Stored data entries:

=== Section Start ===

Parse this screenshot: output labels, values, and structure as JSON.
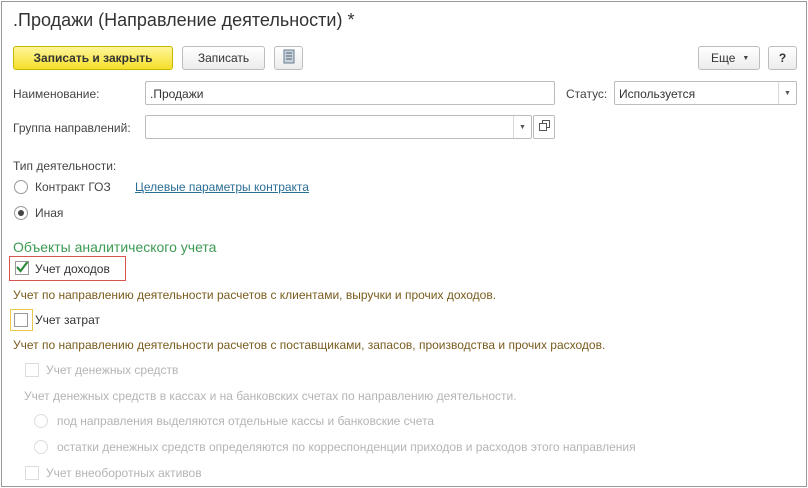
{
  "window": {
    "title": ".Продажи (Направление деятельности) *"
  },
  "toolbar": {
    "save_close": "Записать и закрыть",
    "save": "Записать",
    "more": "Еще",
    "help": "?"
  },
  "form": {
    "name_label": "Наименование:",
    "name_value": ".Продажи",
    "status_label": "Статус:",
    "status_value": "Используется",
    "group_label": "Группа направлений:",
    "group_value": "",
    "activity_type_label": "Тип деятельности:",
    "activity_options": [
      {
        "label": "Контракт ГОЗ",
        "selected": false
      },
      {
        "label": "Иная",
        "selected": true
      }
    ],
    "contract_link": "Целевые параметры контракта"
  },
  "analytics": {
    "section_title": "Объекты аналитического учета",
    "income": {
      "label": "Учет доходов",
      "checked": true,
      "hint": "Учет по направлению деятельности расчетов с клиентами, выручки и прочих доходов."
    },
    "costs": {
      "label": "Учет затрат",
      "checked": false,
      "hint": "Учет по направлению деятельности расчетов с поставщиками, запасов, производства и прочих расходов."
    },
    "cash": {
      "label": "Учет денежных средств",
      "checked": false,
      "disabled": true,
      "hint": "Учет денежных средств в кассах и на банковских счетах по направлению деятельности.",
      "options": [
        {
          "label": "под направления выделяются отдельные кассы и банковские счета"
        },
        {
          "label": "остатки денежных средств определяются по корреспонденции приходов и расходов этого направления"
        }
      ]
    },
    "assets": {
      "label": "Учет внеоборотных активов",
      "checked": false,
      "disabled": true
    }
  },
  "colors": {
    "primary_button": "#f5e02a",
    "section_title": "#3d9a53",
    "hint_text": "#7a5c1e",
    "link": "#2a6e96",
    "highlight_red": "#d9534f",
    "highlight_yellow": "#e9c74a",
    "checkmark": "#2f8a3a"
  }
}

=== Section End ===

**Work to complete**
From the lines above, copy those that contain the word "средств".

**Answer below**
      "label": "Учет денежных средств",
      "hint": "Учет денежных средств в кассах и на банковских счетах по направлению деятельности.",
          "label": "остатки денежных средств определяются по корреспонденции приходов и расходов этого направления"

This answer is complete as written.